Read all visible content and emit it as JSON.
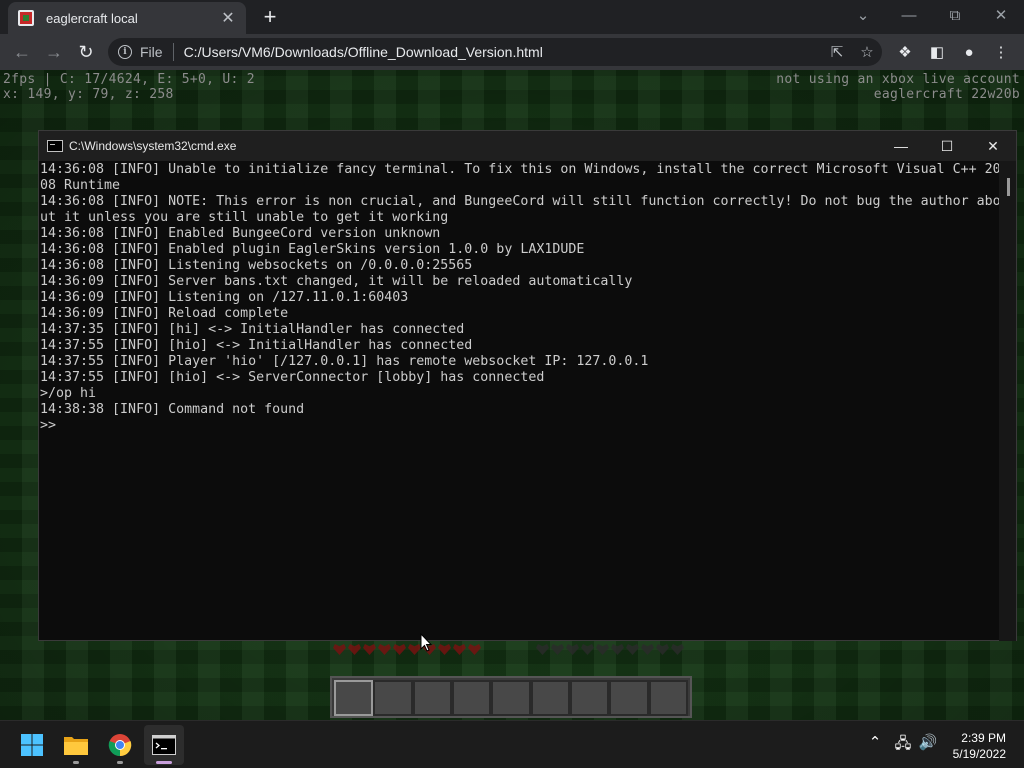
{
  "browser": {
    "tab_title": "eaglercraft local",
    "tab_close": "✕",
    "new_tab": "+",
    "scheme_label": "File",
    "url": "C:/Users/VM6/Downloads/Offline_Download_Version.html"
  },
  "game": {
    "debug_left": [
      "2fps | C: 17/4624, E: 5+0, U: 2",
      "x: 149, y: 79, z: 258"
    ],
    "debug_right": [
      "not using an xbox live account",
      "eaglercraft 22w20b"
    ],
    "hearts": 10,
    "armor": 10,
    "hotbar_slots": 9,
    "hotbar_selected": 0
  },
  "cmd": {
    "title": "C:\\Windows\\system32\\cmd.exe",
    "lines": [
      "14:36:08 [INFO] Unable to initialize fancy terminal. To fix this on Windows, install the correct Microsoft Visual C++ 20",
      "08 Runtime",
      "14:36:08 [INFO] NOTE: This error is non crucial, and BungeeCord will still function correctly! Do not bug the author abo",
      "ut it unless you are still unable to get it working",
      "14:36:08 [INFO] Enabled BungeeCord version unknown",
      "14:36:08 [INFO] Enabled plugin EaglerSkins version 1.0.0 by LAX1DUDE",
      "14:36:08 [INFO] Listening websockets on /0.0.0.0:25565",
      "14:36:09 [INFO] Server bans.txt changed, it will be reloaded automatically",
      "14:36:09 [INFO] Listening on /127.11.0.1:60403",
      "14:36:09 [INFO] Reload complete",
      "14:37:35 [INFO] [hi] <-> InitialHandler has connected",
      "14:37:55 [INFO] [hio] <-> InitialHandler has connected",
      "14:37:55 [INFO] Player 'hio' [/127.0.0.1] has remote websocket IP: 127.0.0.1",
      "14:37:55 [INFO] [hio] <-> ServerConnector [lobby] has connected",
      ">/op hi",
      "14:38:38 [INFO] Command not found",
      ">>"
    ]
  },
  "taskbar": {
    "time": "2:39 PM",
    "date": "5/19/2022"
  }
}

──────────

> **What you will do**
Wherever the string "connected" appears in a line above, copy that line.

> **Result for this task**
      "14:37:35 [INFO] [hi] <-> InitialHandler has connected",
      "14:37:55 [INFO] [hio] <-> InitialHandler has connected",
      "14:37:55 [INFO] [hio] <-> ServerConnector [lobby] has connected",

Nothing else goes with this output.